First up we have a tiny dancing baby Praying Mantis. So cute!
I'm happy to have them in the garden as they eat flies, crickets, grasshoppers, moths, and many other insects. I'll keep an eye on the hummingbird feeder as a Praying Mantis can grasp and eat the much larger and heavier hummers.
Different stages of bug nymphs on a wire garden ornament. They are all slightly different so tough to ID. I looked through hundreds of photos, possibly a leaf-footed or assassin bug.
Another stage in development. Then they all disappeared by the next day so I can't be sure how they look as adults.
Swallowtail caterpillar on a plant I typically pull out as a weed. The plant is a member of the carrot family and similar to Queen Anne's Lace though this one is probably native. From now on I'll leave a few for this beauty.
Speaking of Swallowtails, this Black Swallowtail enjoys a native Prairie Verbena. These native wildflowers weren't planted, they just showed up when I put out the native plant welcome mat.
My garden isn't limited to Texas natives. This Arizona Sister butterfly is enjoying South American import Verbena Bonariensis. Since Verbena is common to the Western Hemisphere, many butterflies on the move stop by to enjoy the flowers. I spotted a beautiful Tiger Swallowtail (my personal favorite) on Verbena Bonariensis yesterday when I didn't have the camera. Of course it hasn't returned now that I'm on the lookout!
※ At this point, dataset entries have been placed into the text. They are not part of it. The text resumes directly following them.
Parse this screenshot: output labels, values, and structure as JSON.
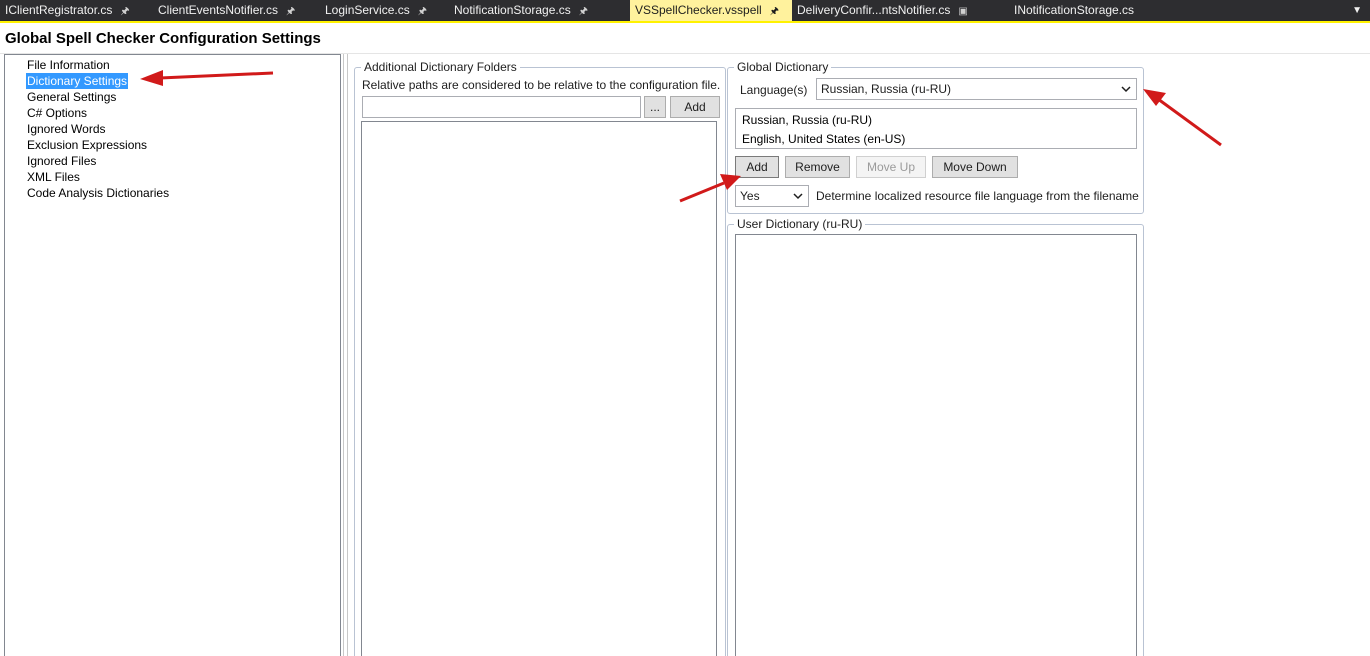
{
  "tabs": [
    {
      "label": "IClientRegistrator.cs",
      "pinned": true
    },
    {
      "label": "ClientEventsNotifier.cs",
      "pinned": true
    },
    {
      "label": "LoginService.cs",
      "pinned": true
    },
    {
      "label": "NotificationStorage.cs",
      "pinned": true
    },
    {
      "label": "VSSpellChecker.vsspell",
      "pinned": true,
      "active": true
    },
    {
      "label": "DeliveryConfir...ntsNotifier.cs",
      "pinned": false,
      "saved_icon": true
    },
    {
      "label": "INotificationStorage.cs",
      "pinned": false
    }
  ],
  "page": {
    "title": "Global Spell Checker Configuration Settings"
  },
  "tree": {
    "items": [
      {
        "label": "File Information"
      },
      {
        "label": "Dictionary Settings",
        "selected": true
      },
      {
        "label": "General Settings"
      },
      {
        "label": "C# Options"
      },
      {
        "label": "Ignored Words"
      },
      {
        "label": "Exclusion Expressions"
      },
      {
        "label": "Ignored Files"
      },
      {
        "label": "XML Files"
      },
      {
        "label": "Code Analysis Dictionaries"
      }
    ]
  },
  "additional_folders": {
    "legend": "Additional Dictionary Folders",
    "note": "Relative paths are considered to be relative to the configuration file.",
    "path_value": "",
    "browse_label": "...",
    "add_label": "Add"
  },
  "global_dictionary": {
    "legend": "Global Dictionary",
    "language_label": "Language(s)",
    "language_selected": "Russian, Russia (ru-RU)",
    "languages": [
      "Russian, Russia (ru-RU)",
      "English, United States (en-US)"
    ],
    "add_label": "Add",
    "remove_label": "Remove",
    "move_up_label": "Move Up",
    "move_down_label": "Move Down",
    "detect_value": "Yes",
    "detect_label": "Determine localized resource file language from the filename"
  },
  "user_dictionary": {
    "legend": "User Dictionary (ru-RU)"
  },
  "colors": {
    "selection": "#3399ff",
    "active_tab": "#fff29d",
    "tabbar": "#2d2d30",
    "annotation_arrow": "#d11a1a"
  },
  "icons": {
    "pin": "pin-icon",
    "chevron": "chevron-down-icon",
    "overflow": "tab-overflow-icon"
  }
}
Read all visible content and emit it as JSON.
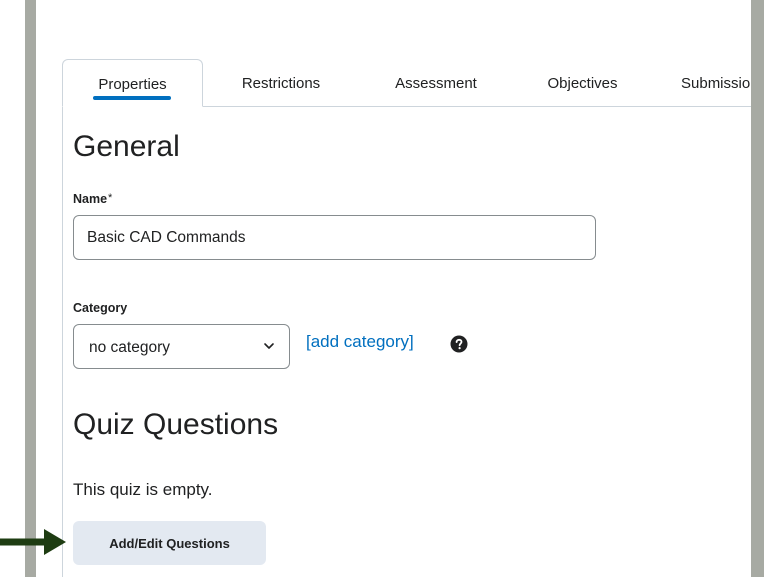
{
  "tabs": [
    {
      "label": "Properties",
      "active": true
    },
    {
      "label": "Restrictions",
      "active": false
    },
    {
      "label": "Assessment",
      "active": false
    },
    {
      "label": "Objectives",
      "active": false
    },
    {
      "label": "Submissions",
      "active": false
    }
  ],
  "general": {
    "heading": "General",
    "name_label": "Name",
    "required_mark": "*",
    "name_value": "Basic CAD Commands",
    "category_label": "Category",
    "category_selected": "no category",
    "add_category_link": "[add category]",
    "help_icon": "question-circle-icon"
  },
  "quiz_questions": {
    "heading": "Quiz Questions",
    "empty_text": "This quiz is empty.",
    "add_edit_button": "Add/Edit Questions"
  },
  "annotation": {
    "arrow_icon": "right-arrow-icon",
    "arrow_color": "#1e3c12"
  },
  "colors": {
    "accent": "#006fbf",
    "frame": "#a7aaa3",
    "button_bg": "#e3e9f1"
  }
}
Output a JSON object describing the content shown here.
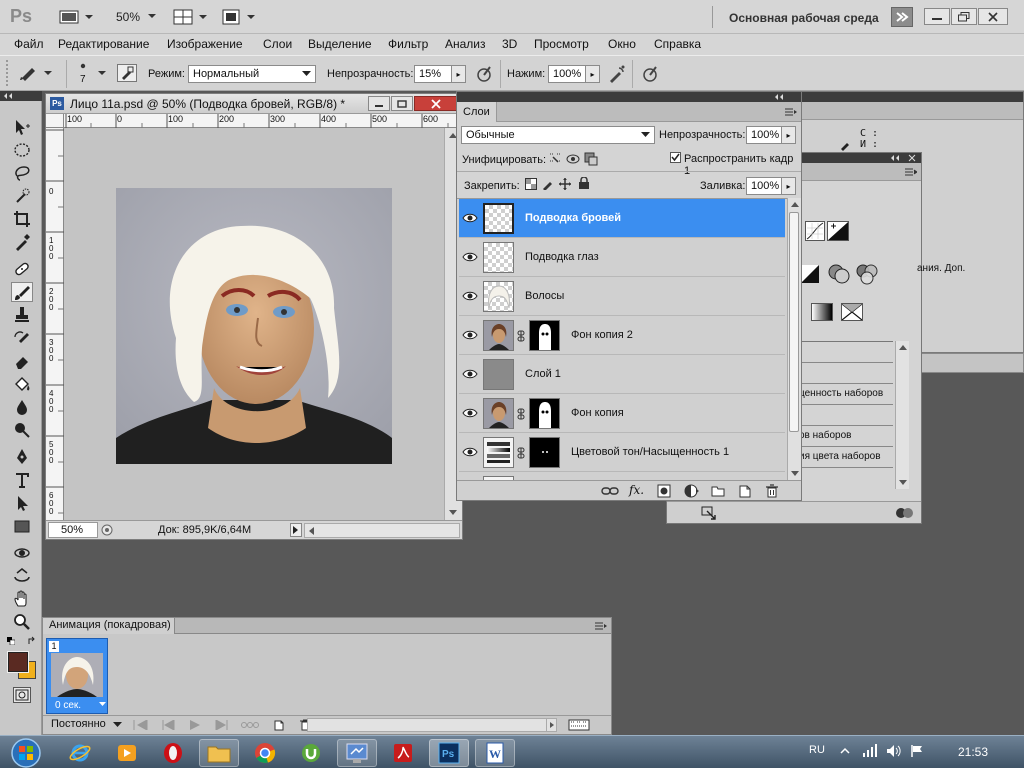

That's the wildlife report from my garden for May. Be sure to follow the links at "My Gardener Says" to see garden wildlife from across the world.